Exercise instructions ▸ Where a line of the material contains the string "Gestionnaire", copy that line.

Records for processing ▸
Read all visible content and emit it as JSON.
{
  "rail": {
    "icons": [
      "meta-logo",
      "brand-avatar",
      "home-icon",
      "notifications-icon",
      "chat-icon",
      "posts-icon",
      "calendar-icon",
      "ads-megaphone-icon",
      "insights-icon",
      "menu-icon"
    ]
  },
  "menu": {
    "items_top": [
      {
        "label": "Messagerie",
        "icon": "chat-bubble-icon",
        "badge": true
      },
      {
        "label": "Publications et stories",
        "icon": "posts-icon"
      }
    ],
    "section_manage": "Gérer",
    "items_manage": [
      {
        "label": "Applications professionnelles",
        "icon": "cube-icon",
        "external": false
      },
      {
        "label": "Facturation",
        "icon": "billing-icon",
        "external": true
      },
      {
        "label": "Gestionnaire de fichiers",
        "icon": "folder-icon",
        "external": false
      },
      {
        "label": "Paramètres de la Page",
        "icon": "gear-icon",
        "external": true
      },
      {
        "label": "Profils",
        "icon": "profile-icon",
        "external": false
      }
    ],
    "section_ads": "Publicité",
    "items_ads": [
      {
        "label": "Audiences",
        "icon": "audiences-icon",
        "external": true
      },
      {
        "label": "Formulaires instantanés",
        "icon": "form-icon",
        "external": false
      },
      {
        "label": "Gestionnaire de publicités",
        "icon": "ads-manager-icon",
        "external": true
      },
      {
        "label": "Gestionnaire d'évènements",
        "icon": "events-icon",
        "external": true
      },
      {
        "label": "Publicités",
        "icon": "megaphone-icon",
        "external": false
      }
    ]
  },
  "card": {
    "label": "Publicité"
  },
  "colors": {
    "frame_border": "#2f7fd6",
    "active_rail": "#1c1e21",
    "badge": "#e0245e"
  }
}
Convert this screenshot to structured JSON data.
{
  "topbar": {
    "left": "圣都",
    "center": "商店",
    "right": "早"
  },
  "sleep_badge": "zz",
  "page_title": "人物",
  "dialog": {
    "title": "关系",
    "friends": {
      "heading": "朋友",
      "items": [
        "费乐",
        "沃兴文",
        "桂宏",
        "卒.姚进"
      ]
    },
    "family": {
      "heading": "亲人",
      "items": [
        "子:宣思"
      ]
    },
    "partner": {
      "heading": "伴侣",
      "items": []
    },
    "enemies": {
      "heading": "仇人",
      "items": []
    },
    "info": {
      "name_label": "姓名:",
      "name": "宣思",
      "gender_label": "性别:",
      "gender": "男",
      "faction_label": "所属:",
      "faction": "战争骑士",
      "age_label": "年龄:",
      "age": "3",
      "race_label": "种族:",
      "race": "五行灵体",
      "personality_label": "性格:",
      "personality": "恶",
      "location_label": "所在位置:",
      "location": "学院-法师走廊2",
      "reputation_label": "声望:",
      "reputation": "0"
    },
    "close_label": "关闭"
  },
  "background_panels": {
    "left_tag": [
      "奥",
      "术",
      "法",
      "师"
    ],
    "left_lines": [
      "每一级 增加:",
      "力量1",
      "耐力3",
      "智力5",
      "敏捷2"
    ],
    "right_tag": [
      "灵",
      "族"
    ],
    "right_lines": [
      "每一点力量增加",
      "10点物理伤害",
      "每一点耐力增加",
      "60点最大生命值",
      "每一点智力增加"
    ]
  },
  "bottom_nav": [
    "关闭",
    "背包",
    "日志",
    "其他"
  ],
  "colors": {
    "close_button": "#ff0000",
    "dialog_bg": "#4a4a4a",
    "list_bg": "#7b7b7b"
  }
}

Reply ▸
        "label": "Gestionnaire de fichiers",
        "label": "Gestionnaire de publicités",
        "label": "Gestionnaire d'évènements",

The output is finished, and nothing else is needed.